I was born in Benoni to a Dutch mother and an Afrikaans father and grew up with hearty meals and ample braais. These experiences played a role in my cooking because of an emotional connection to food. Charred or sweet and savoury flavours, my heritage pops up on my plates.
My favourite traditional food is anything off the braai. Growing up, it represented family, friends and togetherness. Those inherited experiences give me a satisfying feeling and give me something to look forward to. The health benefits of braai meat include protein, blood sugar control and increased brain function. Vegetables can also be braaied and have good benefits.
It's important to preserve our traditional culinary offerings to ensure satisfaction for those who consume our food. A great chef can pull off adding emotion to a dish, bringing traditional elements into fine dining, which honours our heritage.
The fact that I'm old school makes me unique as a chef. Hard work, long hours, discipline and a thick skin are my foundations in the kitchen. I reinvent classics with a quirky, comedic twist, so creativity is one of my assets. Through mentors I've learnt that adding as much flavour as possible without overpowering the dish is vital, so I implement that principle in everything. I don't like short cuts. I study ingredients to find the best way to impart maximum flavour using methods like slow cooking.
Chef, lecturer in hospitality and tourism
I'm a South African of Indian origin, based in Durban - a melting pot of SA's food culture. My food heritage continues to be inspired by both my Indian and African roots, which packs a spicy punch. Growing up, I learnt about different cultures and their food by visiting people's houses and going to restaurants. When I went to the UK for nine years to teach food technology I learnt about food from Iran, Asia, Turkey, Palestine, Lebanon and other parts of the world. Even within the Indian community in London the food heritage from Bangladesh, Sri Lanka and Punjab was celebrated. SA must retain the food heritage and embrace the customs of other cultures.
My favourite traditional dish is samp and beans - a typical recipe in Indian homes. There are a number of variations. People with different heritages cook it but the Indian twist is in the spices and the meat we enjoy it with, like mutton. It's a “rainbow nation” dish. Samp and beans are high in protein. Even without meat it's a nutritional and fully balanced meal. It's also cost-effective and can feed large families.
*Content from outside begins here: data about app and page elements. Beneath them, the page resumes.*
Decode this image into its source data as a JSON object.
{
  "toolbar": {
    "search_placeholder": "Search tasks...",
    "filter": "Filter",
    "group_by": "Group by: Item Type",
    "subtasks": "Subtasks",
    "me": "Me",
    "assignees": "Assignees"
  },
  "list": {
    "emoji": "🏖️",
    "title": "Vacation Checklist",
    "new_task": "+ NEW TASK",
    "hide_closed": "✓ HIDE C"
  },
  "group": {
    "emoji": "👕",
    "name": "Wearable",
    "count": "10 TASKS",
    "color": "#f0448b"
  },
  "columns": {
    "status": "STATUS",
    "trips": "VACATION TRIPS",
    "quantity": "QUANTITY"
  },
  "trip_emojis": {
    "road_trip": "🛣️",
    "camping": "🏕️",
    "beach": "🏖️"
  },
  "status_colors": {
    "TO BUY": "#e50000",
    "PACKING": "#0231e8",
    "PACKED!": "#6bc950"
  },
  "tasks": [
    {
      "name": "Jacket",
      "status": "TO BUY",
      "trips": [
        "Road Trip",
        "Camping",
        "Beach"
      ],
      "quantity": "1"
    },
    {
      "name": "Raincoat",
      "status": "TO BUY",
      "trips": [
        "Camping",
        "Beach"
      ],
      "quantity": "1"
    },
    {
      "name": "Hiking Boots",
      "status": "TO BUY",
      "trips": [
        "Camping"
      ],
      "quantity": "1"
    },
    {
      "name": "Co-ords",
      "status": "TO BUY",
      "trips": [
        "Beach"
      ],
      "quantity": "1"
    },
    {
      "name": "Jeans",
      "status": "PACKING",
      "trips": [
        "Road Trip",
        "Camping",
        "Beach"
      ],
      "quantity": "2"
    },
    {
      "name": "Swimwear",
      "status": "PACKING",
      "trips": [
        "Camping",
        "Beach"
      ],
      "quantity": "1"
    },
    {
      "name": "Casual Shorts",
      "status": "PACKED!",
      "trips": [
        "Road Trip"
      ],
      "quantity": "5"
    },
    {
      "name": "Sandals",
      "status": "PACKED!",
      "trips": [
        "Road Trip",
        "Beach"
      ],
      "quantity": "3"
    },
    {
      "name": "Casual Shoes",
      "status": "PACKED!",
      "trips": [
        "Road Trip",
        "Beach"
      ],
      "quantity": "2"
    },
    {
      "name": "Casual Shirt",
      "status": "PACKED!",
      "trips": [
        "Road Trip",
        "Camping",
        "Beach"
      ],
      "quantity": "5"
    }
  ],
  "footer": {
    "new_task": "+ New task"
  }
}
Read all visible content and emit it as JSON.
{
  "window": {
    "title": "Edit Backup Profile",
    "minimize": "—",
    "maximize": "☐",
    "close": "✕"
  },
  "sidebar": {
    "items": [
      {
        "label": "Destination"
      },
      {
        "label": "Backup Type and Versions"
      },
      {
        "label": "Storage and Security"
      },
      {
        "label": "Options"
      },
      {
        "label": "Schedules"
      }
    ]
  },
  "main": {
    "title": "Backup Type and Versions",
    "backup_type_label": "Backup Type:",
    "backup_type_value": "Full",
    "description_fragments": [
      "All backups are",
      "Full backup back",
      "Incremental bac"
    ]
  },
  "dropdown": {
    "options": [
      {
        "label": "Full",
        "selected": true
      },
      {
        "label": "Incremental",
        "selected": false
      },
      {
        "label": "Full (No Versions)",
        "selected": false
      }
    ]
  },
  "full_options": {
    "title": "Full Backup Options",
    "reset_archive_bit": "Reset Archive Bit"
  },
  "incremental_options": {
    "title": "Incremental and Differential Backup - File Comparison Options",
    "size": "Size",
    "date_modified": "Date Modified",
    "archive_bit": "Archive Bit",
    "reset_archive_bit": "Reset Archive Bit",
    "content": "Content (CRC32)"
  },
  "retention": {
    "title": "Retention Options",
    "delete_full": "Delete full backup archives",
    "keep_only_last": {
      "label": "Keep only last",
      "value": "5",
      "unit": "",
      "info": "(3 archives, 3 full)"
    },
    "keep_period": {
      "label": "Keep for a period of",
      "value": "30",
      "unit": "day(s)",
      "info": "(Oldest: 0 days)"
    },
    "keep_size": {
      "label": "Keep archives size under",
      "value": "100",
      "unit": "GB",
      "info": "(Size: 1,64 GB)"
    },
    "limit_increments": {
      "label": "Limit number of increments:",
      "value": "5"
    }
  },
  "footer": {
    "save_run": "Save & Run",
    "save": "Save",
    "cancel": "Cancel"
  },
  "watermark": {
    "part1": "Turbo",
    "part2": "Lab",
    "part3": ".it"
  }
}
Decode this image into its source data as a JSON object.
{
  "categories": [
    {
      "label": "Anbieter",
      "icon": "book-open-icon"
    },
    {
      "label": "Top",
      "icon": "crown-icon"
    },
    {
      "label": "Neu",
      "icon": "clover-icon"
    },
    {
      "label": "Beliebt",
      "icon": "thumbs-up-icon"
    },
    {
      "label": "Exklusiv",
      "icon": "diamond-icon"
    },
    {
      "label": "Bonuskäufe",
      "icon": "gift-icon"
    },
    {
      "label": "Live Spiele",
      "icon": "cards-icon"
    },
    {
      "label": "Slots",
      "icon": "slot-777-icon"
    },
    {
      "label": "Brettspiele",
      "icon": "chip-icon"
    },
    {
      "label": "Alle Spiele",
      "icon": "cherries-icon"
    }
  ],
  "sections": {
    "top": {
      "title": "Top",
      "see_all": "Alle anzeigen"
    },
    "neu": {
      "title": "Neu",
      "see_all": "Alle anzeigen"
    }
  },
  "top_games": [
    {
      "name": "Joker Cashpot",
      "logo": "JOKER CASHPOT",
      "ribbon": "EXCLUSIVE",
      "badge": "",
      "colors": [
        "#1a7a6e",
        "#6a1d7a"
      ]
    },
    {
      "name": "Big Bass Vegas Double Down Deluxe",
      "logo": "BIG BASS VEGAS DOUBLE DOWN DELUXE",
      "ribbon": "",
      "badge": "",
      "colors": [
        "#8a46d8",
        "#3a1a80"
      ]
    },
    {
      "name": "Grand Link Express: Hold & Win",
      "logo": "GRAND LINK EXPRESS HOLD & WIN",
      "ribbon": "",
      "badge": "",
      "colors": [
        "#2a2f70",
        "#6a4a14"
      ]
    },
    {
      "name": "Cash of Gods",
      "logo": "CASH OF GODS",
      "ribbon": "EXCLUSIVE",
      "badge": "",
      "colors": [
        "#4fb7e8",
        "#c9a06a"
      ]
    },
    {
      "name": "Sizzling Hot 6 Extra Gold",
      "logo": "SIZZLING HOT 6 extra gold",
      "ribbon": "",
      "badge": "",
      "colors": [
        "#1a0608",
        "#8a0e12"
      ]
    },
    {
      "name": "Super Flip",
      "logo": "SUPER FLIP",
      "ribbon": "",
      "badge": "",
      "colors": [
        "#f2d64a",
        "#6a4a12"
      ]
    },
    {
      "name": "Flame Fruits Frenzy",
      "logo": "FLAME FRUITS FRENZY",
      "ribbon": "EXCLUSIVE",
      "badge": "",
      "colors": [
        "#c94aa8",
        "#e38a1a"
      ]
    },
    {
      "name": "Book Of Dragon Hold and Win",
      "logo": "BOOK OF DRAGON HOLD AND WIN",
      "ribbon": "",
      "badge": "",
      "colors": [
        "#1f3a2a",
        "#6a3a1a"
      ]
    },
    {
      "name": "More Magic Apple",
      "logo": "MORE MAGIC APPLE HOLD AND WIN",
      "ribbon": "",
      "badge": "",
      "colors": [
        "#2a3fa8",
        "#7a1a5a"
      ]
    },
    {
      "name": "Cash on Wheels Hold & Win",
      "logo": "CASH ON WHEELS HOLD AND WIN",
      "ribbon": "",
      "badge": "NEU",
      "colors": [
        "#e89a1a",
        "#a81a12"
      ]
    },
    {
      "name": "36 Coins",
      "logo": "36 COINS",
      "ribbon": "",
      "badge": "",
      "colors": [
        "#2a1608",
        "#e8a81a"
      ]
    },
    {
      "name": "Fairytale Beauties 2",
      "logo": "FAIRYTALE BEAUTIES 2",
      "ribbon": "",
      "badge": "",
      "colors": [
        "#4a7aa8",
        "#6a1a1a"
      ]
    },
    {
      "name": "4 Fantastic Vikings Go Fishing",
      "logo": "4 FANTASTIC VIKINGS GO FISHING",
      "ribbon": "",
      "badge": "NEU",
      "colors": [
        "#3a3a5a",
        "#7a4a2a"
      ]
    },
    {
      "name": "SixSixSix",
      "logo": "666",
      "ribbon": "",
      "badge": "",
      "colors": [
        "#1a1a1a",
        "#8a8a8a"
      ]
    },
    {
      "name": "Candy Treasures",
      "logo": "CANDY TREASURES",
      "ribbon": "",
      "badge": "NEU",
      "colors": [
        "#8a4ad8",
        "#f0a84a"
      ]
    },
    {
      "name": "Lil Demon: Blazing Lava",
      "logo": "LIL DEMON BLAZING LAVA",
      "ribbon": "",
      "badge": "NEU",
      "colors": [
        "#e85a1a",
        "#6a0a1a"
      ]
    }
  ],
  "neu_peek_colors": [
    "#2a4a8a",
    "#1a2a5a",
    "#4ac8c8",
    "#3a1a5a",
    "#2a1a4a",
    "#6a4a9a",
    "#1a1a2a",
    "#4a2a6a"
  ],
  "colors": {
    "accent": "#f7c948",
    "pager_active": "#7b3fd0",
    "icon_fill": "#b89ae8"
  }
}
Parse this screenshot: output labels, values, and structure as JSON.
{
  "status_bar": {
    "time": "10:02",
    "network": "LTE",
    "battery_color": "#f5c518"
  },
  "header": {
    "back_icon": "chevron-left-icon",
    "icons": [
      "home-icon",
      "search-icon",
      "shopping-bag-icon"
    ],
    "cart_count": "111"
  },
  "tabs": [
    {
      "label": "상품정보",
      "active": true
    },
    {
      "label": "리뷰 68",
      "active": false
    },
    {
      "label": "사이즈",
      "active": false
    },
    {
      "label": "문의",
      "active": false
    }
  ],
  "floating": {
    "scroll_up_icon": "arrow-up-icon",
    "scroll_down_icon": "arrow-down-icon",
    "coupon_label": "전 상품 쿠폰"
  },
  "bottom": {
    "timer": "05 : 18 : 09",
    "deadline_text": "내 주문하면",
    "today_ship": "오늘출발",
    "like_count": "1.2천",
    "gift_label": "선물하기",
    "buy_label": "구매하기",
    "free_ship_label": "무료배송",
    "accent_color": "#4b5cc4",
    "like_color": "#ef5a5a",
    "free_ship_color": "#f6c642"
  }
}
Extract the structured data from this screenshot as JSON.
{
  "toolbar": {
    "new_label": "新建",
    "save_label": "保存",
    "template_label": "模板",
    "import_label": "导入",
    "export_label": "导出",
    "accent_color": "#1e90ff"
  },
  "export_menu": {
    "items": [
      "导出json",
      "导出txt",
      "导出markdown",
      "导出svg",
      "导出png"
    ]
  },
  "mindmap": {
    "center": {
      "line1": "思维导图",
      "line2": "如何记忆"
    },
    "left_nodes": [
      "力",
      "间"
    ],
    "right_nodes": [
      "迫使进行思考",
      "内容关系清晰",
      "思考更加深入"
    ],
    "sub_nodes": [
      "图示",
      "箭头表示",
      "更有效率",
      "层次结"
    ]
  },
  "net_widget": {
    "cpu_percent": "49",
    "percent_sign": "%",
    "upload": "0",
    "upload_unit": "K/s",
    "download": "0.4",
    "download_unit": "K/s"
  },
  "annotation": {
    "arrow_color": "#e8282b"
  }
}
It's important to preserve our culinary heritages to leave a legacy for generations to come. Travelling abroad, I've learnt to appreciate the food of our rainbow nation. Dishes like chakalaka, bunny chow and shisanyama are part of being South African. In food, we have a lot more in common than we realise. Our spirit of ubuntu and caring for others comes through our recipes.
What makes me unique is that I'm a 'fusion cook', creating recipes from memory and from my childhood and bringing in new ingredients. My training taught me to understand how foods mix together and the role of spices. I bring my travels into my cooking, adding a twist to older dishes.